You see, Sonia and I just binge-watched The Mandalorian. It's darn good—all the production value of a Star Wars film in a one hour television show format. And for those of you who aren't aware, there's a character called "The Child" that looks just like, you guessed it: a baby version of Yoda. Of course, it can't be the actual Yoda, because he's dead by this point in the Star Wars timeline, so it must be another member of Yoda's unnamed race. Yes, we're geeks. 

But that's not the point. The point is that he's absurdly cute. Just Google him if you don't know what I'm talking about. I'm already on high alert trying to curb my lovely bride's inclination to accumulate all things Baby Yoda. I found a Trader Joe's-themed Baby Yoda tweet last week. It doesn't even make sense. He never drinks wine on the show. In fact, all he consumes are frogs. I feel like that might be my cue to tie in the French part of this product somehow, but nah. We won't go there today.


I will point out, however, that like fresh swamp frogs, these appetizers are slimy. I guess "greasy" would be a more accurate word—but they're so liquidy in the middle that it almost feels like a dollop of actual soup surrounded by some crusty bread. The onions and cheese are slick, silky, and slippery. The bread part ranges from soft and crumbly to crispy and crusty. The overall mouthfeel is a little too gelatinous for my taste.

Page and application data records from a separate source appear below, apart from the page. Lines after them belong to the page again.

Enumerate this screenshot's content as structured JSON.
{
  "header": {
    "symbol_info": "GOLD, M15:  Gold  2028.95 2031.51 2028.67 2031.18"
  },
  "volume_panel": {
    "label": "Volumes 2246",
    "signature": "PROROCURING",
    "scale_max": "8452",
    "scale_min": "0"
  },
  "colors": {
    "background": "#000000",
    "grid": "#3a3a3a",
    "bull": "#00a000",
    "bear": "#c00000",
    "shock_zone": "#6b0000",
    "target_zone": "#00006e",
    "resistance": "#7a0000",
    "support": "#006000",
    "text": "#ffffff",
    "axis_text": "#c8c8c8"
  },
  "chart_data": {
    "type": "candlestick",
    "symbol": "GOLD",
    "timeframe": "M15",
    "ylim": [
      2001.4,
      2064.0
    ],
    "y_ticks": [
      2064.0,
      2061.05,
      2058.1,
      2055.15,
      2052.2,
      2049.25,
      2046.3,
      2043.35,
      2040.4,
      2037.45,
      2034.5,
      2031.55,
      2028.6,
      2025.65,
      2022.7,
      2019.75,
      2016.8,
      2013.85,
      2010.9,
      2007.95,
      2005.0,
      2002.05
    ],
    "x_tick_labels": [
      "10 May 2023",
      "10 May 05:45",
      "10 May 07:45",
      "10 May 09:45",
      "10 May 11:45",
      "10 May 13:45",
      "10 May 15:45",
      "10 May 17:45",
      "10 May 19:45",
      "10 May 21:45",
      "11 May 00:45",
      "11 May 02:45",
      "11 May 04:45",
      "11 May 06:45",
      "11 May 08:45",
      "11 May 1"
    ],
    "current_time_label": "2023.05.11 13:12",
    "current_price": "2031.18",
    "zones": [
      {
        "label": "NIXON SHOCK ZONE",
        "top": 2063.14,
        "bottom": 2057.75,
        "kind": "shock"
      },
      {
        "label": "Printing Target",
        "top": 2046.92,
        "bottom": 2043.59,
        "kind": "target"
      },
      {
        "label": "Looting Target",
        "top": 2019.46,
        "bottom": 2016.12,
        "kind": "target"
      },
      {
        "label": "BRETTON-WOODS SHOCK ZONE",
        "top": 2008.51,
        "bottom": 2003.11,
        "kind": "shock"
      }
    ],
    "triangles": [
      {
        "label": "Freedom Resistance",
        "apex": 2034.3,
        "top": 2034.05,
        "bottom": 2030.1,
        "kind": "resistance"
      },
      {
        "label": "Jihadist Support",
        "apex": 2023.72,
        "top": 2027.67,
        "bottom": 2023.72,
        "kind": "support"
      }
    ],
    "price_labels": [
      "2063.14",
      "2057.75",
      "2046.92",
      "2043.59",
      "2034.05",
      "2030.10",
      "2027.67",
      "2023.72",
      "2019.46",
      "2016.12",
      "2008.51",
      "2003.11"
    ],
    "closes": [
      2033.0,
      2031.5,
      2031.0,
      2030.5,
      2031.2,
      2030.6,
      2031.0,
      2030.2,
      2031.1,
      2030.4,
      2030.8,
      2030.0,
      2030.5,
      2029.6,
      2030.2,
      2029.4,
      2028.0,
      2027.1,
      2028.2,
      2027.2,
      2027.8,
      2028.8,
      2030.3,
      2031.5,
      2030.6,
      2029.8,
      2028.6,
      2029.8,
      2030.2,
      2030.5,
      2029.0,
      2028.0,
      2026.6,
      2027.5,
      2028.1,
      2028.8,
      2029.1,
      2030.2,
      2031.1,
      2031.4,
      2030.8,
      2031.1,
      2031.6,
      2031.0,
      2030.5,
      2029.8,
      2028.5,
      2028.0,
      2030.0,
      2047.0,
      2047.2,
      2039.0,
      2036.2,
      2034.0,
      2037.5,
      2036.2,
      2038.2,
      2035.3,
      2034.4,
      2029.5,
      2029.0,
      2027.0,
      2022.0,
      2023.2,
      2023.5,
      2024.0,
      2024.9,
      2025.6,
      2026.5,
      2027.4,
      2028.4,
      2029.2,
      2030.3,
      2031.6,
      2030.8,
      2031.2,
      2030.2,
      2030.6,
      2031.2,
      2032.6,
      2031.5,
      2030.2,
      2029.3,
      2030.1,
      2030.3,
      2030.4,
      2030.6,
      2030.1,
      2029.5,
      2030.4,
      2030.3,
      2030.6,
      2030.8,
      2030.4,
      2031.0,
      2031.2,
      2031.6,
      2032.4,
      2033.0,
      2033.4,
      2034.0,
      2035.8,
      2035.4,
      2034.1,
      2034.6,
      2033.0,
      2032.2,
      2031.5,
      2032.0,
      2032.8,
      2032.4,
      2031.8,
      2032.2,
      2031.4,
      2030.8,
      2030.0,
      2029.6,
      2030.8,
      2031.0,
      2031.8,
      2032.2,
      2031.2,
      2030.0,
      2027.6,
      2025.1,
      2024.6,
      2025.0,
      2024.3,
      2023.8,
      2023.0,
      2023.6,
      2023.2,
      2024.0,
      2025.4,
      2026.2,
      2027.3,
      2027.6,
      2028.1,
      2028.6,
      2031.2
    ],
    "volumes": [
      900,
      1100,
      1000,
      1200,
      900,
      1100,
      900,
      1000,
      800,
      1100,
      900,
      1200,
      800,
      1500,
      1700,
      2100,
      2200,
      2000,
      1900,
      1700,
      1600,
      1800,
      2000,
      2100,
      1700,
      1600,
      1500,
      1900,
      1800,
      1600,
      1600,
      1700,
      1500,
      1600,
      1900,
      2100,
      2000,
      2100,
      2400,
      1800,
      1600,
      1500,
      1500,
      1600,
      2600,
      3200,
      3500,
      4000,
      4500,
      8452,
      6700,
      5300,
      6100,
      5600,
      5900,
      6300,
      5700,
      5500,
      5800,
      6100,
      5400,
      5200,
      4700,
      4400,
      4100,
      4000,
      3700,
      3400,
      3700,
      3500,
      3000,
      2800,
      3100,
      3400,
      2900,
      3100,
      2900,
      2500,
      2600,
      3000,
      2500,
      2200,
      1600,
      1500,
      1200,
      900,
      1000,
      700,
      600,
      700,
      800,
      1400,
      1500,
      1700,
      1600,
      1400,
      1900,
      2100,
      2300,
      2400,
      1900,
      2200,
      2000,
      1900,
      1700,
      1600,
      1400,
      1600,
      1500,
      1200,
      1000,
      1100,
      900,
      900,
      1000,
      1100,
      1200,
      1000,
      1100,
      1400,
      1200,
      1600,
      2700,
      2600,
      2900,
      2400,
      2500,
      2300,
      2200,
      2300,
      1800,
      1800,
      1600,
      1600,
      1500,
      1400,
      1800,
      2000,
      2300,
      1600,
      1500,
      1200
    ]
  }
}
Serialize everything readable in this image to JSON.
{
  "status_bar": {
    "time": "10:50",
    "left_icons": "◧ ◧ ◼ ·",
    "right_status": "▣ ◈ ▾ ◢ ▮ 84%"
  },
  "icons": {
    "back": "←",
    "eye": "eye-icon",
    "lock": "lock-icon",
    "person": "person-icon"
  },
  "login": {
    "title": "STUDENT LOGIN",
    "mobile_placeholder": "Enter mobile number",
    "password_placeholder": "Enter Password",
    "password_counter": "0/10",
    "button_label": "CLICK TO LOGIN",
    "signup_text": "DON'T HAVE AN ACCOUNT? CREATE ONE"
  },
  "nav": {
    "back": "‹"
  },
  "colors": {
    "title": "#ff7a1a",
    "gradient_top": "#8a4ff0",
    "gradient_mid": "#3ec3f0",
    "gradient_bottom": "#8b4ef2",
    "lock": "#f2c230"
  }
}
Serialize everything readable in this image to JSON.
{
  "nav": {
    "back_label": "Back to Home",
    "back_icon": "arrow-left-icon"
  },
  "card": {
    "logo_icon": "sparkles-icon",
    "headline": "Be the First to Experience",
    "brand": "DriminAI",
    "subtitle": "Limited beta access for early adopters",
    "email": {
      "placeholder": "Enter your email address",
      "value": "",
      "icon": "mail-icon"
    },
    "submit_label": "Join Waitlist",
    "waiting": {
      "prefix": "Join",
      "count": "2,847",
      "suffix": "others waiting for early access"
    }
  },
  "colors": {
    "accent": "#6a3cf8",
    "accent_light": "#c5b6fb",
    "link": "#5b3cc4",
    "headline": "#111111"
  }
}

The flavor, on the other hand, is very nice. You can taste lightly sweet caramelized onions, swiss cheese, and rich buttery bread. Trader Joe's French Onion Soup Bites are salty, savory, and oh-so-onionny—and we're both big fans of onions. There's a "vegetable base" listed on the ingredients, and I want to say you can taste that, too. There's a vegetable soup essence to the flavor that works seamlessly with the taste of the onions and cheese.

I found it difficult to remove the apps from the oven-safe tray without mangling them beyond recognition. The photo included here represents my three least-disfigured specimens.

$4.49 for 12 appetizers. In the end we'll both give a thumbs up to the taste and a meh to the texture of these French-inspired hors d'oeuvres. Three and a half stars a piece.

Bottom line: 7 out of 10.